JUNEAU — It's unlikely the Senate's oil tax bill will get enough support from within the majority caucus to move forward, a co-chair of the Senate Finance Committee said Friday.
Sen. Bert Stedman said it's in the state's best interest to fix problems in the current tax structure sooner rather than later. But at this point, he said, it looks like it may be later.
A lot can change — and fast — in the Legislature's typically chaotic last days, however. When it comes to the oil tax issue, Stedman said, "We're still working on it."
The oil tax bill, SB192, was pulled from the Senate's floor calendar Thursday after it failed to garner the votes needed from within the bipartisan caucus.
Stedman said his opinion is that it's unlikely the bill will move forward in the caucus. When asked if he meant the bill in any form, he said: "I wouldn't say that."
The Legislature is scheduled to adjourn Sunday.
Earlier this week, Gov. Sean Parnell said he planned to call lawmakers into special session if the Senate passed an oil tax bill by Sunday, to ensure the House had sufficient time to review the measure. He said he'd need to consider whether to call a special session if an oil tax bill stalled in the Senate.

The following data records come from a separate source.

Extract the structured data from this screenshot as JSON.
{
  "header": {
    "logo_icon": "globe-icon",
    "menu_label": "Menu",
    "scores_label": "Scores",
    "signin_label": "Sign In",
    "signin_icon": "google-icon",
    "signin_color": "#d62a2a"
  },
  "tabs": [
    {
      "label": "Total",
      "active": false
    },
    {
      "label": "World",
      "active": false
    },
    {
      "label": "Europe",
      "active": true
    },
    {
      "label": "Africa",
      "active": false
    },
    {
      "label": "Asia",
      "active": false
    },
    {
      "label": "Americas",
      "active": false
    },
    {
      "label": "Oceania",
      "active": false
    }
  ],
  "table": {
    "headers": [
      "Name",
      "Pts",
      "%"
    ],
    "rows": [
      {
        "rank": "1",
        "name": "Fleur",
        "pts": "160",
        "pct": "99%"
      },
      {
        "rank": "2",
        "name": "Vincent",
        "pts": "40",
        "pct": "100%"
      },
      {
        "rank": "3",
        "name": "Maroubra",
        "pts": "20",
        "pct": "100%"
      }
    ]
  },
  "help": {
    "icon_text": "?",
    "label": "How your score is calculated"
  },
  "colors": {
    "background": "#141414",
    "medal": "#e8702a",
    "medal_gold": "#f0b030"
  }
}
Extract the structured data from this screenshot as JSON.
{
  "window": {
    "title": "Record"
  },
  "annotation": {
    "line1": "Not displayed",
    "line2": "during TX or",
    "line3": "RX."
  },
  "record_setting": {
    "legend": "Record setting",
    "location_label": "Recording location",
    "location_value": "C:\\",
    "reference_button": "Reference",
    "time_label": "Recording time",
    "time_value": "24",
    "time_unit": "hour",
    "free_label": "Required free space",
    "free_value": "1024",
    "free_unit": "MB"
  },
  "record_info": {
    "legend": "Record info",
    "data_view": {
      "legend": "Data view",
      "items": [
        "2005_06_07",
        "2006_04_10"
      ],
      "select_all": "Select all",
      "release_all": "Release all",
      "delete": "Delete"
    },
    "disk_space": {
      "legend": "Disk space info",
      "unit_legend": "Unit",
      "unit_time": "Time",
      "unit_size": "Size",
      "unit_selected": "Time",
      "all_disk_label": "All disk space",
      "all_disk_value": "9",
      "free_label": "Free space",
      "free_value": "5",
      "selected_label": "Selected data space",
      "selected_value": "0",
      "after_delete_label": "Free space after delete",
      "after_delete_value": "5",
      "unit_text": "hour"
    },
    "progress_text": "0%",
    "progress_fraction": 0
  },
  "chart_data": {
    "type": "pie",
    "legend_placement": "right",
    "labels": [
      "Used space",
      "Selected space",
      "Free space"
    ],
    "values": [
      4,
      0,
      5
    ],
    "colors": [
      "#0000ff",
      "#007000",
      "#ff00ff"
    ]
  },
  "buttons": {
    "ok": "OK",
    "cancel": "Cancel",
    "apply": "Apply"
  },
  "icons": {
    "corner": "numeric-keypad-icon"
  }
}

The expectation coming into the session was that the Senate would take the lead in crafting an oil tax bill. The Senate last year refused to follow the House's lead and pass Parnell's oil tax bill, with leaders saying they didn't have the information needed to make a sound policy call.
One of the challenges the Senate has faced in drafting the bill is getting enough buy-in from within the bipartisan caucus. Senate President Gary Stevens has noted there is a wide range of beliefs within the caucus.